Back in January, in what was a rare showing of consensus on a global security topic, the United States, Russia, China, the UK and France jointly agreed that “a nuclear war cannot be won and must never be fought”. The pledge, the result of months of talks, was summarized by a senior U.S. state department official at the time as: “an acknowledgement that it is something that we want to avoid”.
Now though, with increasingly threatening rhetoric from Russia, U.S. President Biden has said that Putin is “not joking when he talks about potential use of tactical nuclear weapons", warning: “I don’t think there’s any such thing as the ability to easily (use) a tactical nuclear weapon and not end up with Armageddon”. Adding historical context, Biden said: “We have not faced the prospect of Armageddon since Kennedy and the Cuban Missile Crisis.”

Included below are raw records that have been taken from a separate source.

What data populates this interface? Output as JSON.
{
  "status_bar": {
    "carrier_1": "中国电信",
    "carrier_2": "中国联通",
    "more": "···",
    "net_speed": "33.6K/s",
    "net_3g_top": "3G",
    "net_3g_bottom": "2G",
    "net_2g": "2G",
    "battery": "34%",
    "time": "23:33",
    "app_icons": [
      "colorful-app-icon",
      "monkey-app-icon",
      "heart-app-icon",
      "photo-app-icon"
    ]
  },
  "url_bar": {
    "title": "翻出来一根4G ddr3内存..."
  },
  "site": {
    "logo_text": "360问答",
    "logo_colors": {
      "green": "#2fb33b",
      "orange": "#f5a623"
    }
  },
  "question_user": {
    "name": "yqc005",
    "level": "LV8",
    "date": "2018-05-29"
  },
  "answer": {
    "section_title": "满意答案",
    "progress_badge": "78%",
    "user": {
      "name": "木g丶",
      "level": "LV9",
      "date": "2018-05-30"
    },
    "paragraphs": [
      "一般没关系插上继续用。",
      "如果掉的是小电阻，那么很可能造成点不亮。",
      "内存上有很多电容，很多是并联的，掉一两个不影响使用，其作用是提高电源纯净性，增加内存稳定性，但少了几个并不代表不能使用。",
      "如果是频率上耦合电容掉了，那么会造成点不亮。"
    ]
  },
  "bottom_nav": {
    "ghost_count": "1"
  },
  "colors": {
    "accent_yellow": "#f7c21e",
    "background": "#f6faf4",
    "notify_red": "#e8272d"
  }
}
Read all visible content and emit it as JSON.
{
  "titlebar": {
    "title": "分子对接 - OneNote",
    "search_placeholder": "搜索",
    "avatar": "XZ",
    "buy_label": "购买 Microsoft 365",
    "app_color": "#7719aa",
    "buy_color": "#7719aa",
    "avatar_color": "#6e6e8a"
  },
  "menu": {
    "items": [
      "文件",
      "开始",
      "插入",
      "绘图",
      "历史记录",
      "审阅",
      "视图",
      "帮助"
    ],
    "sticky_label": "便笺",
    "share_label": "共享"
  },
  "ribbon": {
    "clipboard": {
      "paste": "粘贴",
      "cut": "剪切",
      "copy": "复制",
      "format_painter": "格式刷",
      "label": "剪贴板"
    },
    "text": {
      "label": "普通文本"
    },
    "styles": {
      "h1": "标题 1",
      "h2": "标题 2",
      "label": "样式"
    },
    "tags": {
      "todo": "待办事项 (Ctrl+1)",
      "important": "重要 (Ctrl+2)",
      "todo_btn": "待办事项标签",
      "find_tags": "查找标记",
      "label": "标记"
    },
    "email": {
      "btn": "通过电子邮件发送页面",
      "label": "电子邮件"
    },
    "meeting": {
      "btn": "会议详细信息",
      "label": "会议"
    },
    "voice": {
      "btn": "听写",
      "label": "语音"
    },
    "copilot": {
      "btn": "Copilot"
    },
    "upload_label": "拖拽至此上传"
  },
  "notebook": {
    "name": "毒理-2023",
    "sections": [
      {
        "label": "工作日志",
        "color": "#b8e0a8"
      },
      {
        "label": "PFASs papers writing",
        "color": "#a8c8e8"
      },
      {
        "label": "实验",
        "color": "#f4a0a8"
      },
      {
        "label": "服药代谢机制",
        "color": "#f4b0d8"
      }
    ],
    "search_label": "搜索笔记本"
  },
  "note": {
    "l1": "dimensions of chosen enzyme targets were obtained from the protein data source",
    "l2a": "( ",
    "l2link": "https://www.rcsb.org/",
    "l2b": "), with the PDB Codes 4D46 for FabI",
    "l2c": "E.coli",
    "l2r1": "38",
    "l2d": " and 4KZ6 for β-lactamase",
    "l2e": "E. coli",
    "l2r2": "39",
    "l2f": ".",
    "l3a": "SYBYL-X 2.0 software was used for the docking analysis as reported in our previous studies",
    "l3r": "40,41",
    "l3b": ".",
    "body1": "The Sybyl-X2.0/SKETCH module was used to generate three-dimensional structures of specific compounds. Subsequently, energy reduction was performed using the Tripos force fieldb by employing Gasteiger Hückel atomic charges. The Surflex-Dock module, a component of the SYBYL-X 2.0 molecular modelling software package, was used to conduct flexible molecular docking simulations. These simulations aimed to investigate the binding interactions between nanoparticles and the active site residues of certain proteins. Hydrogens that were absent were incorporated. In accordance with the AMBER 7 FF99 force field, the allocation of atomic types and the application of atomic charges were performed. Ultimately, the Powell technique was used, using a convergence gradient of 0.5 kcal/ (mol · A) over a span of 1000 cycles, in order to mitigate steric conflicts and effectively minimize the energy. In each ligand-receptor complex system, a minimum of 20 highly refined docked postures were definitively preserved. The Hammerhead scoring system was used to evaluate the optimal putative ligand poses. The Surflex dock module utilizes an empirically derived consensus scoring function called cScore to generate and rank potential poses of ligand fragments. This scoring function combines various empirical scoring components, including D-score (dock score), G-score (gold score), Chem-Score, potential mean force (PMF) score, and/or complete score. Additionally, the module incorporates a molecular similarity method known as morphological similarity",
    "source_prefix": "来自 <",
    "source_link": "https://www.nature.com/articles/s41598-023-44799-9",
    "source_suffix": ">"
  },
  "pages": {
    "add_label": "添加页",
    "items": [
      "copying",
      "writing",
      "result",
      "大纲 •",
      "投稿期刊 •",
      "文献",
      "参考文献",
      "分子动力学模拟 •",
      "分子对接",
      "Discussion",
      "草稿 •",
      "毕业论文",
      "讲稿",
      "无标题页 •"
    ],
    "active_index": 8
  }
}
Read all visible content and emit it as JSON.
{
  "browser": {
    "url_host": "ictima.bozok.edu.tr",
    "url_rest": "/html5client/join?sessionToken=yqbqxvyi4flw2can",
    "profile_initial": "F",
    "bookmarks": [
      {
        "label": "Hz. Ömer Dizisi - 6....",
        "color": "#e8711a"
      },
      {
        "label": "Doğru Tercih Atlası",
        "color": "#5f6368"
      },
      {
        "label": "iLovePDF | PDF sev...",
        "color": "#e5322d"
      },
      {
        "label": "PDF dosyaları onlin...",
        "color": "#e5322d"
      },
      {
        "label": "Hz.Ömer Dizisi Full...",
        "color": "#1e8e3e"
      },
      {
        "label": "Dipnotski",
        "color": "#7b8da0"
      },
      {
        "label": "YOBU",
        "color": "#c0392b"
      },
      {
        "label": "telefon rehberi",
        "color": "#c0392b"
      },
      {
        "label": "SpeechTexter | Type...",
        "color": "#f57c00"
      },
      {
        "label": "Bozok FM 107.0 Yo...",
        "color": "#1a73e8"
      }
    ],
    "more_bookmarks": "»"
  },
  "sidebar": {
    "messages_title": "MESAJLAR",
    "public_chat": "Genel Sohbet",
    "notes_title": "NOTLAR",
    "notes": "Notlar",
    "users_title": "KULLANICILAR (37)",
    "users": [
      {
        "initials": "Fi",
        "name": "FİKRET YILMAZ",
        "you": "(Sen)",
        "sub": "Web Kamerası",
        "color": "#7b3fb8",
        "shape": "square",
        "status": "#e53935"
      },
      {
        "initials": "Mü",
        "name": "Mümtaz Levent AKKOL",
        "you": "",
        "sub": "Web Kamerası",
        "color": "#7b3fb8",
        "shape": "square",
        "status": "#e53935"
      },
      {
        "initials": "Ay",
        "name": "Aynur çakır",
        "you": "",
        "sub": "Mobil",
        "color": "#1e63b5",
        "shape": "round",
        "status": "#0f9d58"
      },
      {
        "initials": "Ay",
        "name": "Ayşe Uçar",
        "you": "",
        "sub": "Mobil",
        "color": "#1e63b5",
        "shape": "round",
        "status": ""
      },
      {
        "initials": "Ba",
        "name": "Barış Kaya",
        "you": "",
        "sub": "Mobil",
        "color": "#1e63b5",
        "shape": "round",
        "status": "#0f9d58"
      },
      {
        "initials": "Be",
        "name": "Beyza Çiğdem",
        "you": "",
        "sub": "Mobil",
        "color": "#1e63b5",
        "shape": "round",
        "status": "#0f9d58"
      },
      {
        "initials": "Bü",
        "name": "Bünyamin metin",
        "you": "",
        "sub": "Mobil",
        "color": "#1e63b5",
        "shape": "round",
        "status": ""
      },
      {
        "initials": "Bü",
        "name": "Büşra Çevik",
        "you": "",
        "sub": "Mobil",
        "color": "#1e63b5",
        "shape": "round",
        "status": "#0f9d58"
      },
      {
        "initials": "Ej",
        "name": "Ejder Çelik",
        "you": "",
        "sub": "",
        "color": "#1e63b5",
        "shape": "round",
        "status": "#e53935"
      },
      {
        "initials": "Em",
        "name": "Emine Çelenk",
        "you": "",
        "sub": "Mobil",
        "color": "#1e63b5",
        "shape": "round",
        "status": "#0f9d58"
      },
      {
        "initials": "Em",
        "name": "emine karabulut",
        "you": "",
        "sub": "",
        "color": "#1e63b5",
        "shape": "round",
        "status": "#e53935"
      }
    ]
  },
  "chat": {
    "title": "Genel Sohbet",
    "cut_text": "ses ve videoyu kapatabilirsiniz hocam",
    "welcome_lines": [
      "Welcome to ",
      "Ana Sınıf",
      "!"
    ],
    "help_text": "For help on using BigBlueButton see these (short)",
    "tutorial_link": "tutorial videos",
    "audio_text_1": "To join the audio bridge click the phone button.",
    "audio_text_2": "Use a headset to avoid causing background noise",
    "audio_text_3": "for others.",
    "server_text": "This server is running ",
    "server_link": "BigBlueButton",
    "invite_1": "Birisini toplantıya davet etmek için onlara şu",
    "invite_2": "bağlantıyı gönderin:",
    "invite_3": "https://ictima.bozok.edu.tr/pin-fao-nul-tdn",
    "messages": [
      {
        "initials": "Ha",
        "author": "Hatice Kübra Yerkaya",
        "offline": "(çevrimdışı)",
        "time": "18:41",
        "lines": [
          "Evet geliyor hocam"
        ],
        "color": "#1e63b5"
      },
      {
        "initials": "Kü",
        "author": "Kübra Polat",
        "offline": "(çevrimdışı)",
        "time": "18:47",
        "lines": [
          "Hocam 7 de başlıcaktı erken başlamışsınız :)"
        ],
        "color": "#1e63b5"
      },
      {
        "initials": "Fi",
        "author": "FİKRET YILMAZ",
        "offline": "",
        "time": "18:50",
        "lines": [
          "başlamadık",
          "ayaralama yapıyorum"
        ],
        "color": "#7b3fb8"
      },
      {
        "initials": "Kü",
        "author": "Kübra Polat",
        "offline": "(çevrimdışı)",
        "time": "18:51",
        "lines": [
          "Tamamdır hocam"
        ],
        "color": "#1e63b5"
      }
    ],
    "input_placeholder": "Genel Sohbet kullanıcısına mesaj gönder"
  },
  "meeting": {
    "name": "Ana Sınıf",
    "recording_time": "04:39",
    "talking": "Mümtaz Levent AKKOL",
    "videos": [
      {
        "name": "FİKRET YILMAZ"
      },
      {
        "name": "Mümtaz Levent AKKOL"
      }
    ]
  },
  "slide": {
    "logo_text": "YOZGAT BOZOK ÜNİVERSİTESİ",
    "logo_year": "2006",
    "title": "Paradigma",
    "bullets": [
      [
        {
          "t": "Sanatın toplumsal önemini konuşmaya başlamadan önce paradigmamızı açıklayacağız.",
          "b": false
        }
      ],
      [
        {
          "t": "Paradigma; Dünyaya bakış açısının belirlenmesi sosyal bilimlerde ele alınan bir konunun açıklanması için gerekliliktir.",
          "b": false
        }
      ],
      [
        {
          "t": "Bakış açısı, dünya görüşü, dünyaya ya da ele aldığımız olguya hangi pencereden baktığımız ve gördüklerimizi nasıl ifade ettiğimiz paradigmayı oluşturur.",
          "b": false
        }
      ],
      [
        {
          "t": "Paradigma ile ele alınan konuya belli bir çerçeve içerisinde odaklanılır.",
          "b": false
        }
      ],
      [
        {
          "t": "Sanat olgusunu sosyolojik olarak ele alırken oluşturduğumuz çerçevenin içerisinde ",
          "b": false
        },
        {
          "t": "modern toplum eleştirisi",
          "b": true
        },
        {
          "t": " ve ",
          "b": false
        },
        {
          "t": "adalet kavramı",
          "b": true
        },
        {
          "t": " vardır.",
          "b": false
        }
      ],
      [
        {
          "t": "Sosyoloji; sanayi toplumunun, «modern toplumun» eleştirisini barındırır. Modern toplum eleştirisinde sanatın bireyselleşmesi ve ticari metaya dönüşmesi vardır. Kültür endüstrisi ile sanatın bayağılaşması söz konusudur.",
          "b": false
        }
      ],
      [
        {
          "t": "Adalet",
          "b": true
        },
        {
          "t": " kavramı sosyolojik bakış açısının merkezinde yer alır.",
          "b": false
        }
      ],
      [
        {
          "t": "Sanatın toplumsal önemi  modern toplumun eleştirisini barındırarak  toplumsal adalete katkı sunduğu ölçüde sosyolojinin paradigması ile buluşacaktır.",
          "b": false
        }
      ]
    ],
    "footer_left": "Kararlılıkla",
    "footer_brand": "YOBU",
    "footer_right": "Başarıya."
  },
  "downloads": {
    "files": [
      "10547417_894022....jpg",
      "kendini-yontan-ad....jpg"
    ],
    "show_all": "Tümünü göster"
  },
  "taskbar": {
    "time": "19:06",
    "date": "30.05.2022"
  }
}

Currently, there is estimated to be almost 13,000 nuclear warheads in the hands of nine countries. At the top of the list, as compiled by the Federation Of American Scientists (FAS), are of course Russia and the U.S. with a combined arsenal of over 11,000. The FAS warned in late 2021 that “instead of planning for nuclear disarmament, the nuclear-armed states appear to plan to retain large arsenals for the indefinite future. All continue to modernize their remaining nuclear forces…and all appear committed to retaining nuclear weapons for the indefinite future.”